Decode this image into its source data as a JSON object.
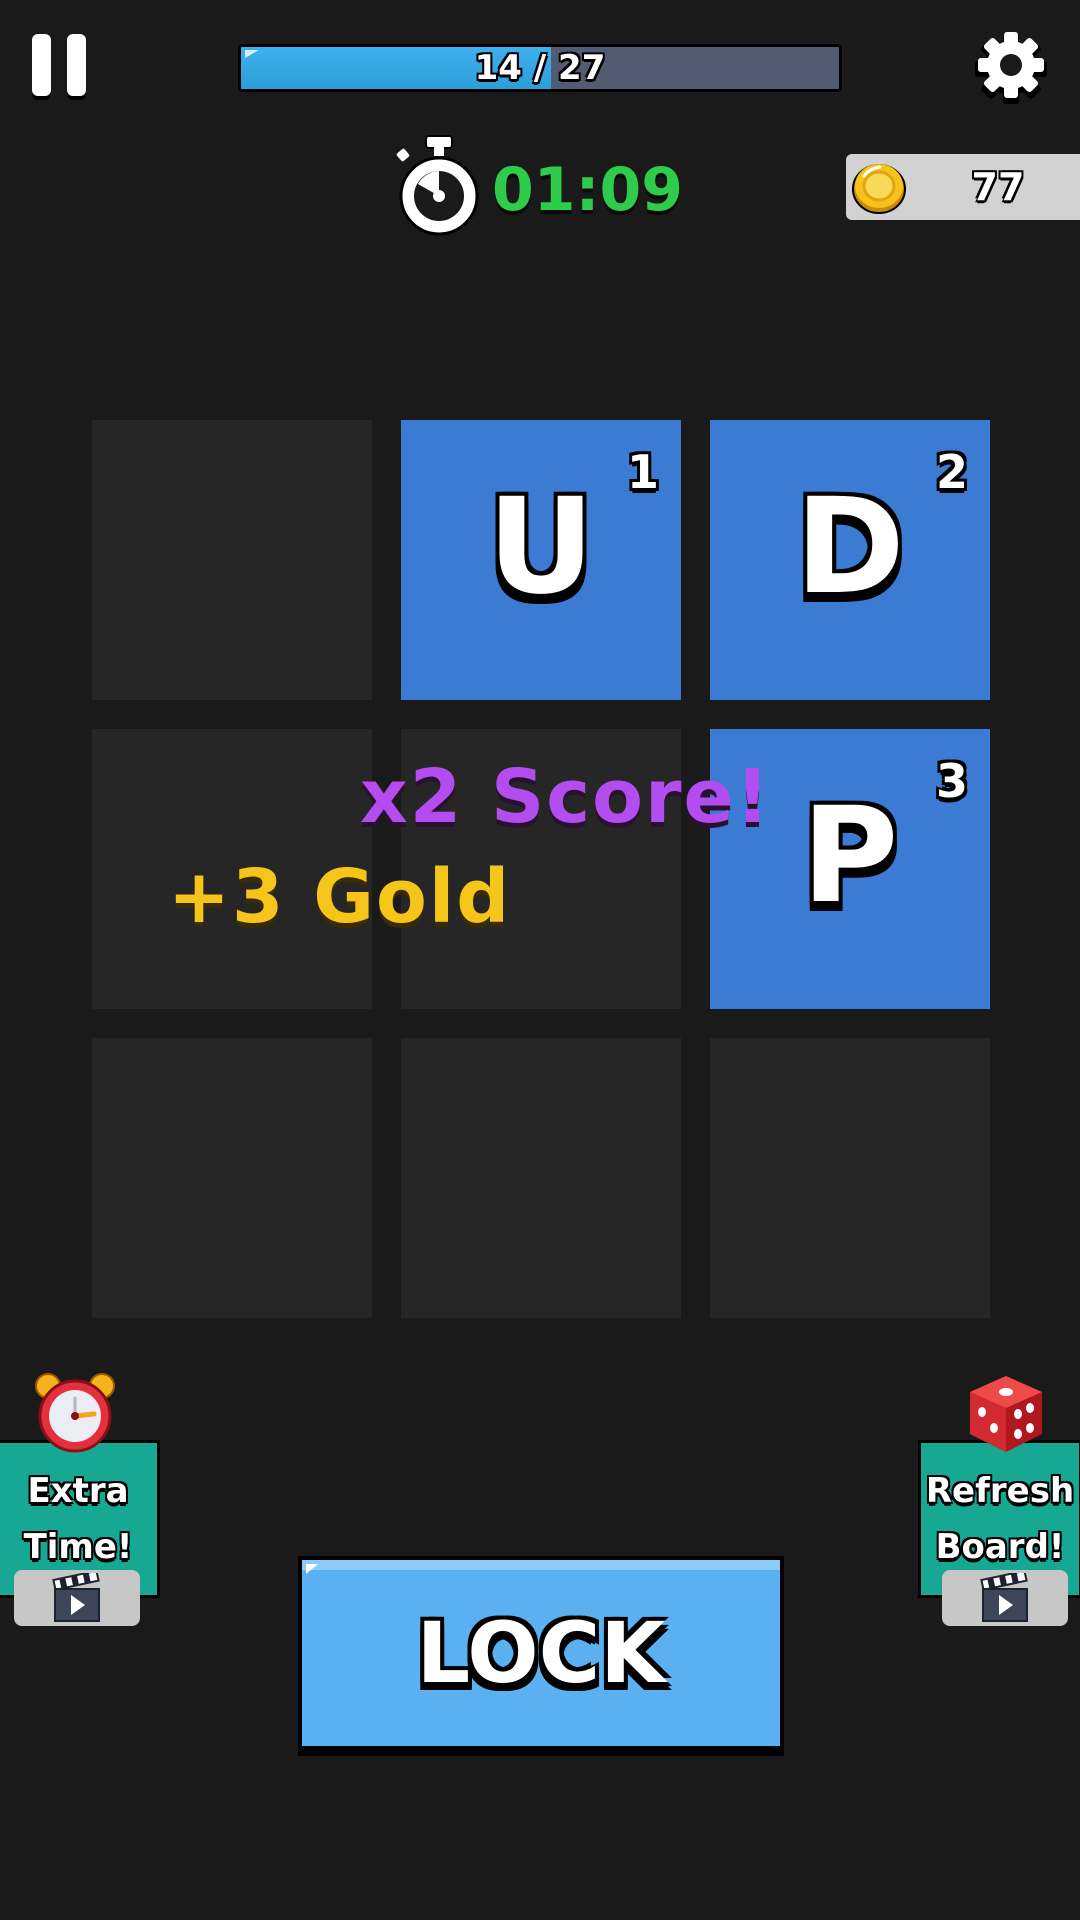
{
  "hud": {
    "progress": {
      "current": 14,
      "total": 27,
      "label": "14 / 27"
    },
    "timer": "01:09",
    "gold": "77"
  },
  "board": {
    "rows": 3,
    "cols": 3,
    "cells": [
      {
        "letter": "",
        "number": ""
      },
      {
        "letter": "U",
        "number": "1"
      },
      {
        "letter": "D",
        "number": "2"
      },
      {
        "letter": "",
        "number": ""
      },
      {
        "letter": "",
        "number": ""
      },
      {
        "letter": "P",
        "number": "3"
      },
      {
        "letter": "",
        "number": ""
      },
      {
        "letter": "",
        "number": ""
      },
      {
        "letter": "",
        "number": ""
      }
    ]
  },
  "popups": {
    "score": "x2 Score!",
    "gold": "+3 Gold"
  },
  "powerups": {
    "extra_time": {
      "line1": "Extra",
      "line2": "Time!"
    },
    "refresh_board": {
      "line1": "Refresh",
      "line2": "Board!"
    }
  },
  "actions": {
    "lock": "LOCK"
  },
  "colors": {
    "background": "#1a1a1a",
    "empty_cell": "#262626",
    "filled_cell": "#3b7bd4",
    "timer_green": "#2ecc4a",
    "score_purple": "#b44df0",
    "gold_yellow": "#f6c51a",
    "powerup_teal": "#17a894",
    "lock_blue": "#5ab0f0"
  },
  "icons": {
    "pause": "pause-icon",
    "settings": "gear-icon",
    "timer": "stopwatch-icon",
    "gold": "coin-icon",
    "extra_time": "alarm-clock-icon",
    "refresh": "dice-icon",
    "video": "clapperboard-icon"
  }
}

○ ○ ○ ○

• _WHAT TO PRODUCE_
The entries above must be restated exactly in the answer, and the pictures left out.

• _ANSWER TO THIS TASK_
Decode this image into its source data as a JSON object.
{
  "hud": {
    "progress": {
      "current": 14,
      "total": 27,
      "label": "14 / 27"
    },
    "timer": "01:09",
    "gold": "77"
  },
  "board": {
    "rows": 3,
    "cols": 3,
    "cells": [
      {
        "letter": "",
        "number": ""
      },
      {
        "letter": "U",
        "number": "1"
      },
      {
        "letter": "D",
        "number": "2"
      },
      {
        "letter": "",
        "number": ""
      },
      {
        "letter": "",
        "number": ""
      },
      {
        "letter": "P",
        "number": "3"
      },
      {
        "letter": "",
        "number": ""
      },
      {
        "letter": "",
        "number": ""
      },
      {
        "letter": "",
        "number": ""
      }
    ]
  },
  "popups": {
    "score": "x2 Score!",
    "gold": "+3 Gold"
  },
  "powerups": {
    "extra_time": {
      "line1": "Extra",
      "line2": "Time!"
    },
    "refresh_board": {
      "line1": "Refresh",
      "line2": "Board!"
    }
  },
  "actions": {
    "lock": "LOCK"
  },
  "colors": {
    "background": "#1a1a1a",
    "empty_cell": "#262626",
    "filled_cell": "#3b7bd4",
    "timer_green": "#2ecc4a",
    "score_purple": "#b44df0",
    "gold_yellow": "#f6c51a",
    "powerup_teal": "#17a894",
    "lock_blue": "#5ab0f0"
  },
  "icons": {
    "pause": "pause-icon",
    "settings": "gear-icon",
    "timer": "stopwatch-icon",
    "gold": "coin-icon",
    "extra_time": "alarm-clock-icon",
    "refresh": "dice-icon",
    "video": "clapperboard-icon"
  }
}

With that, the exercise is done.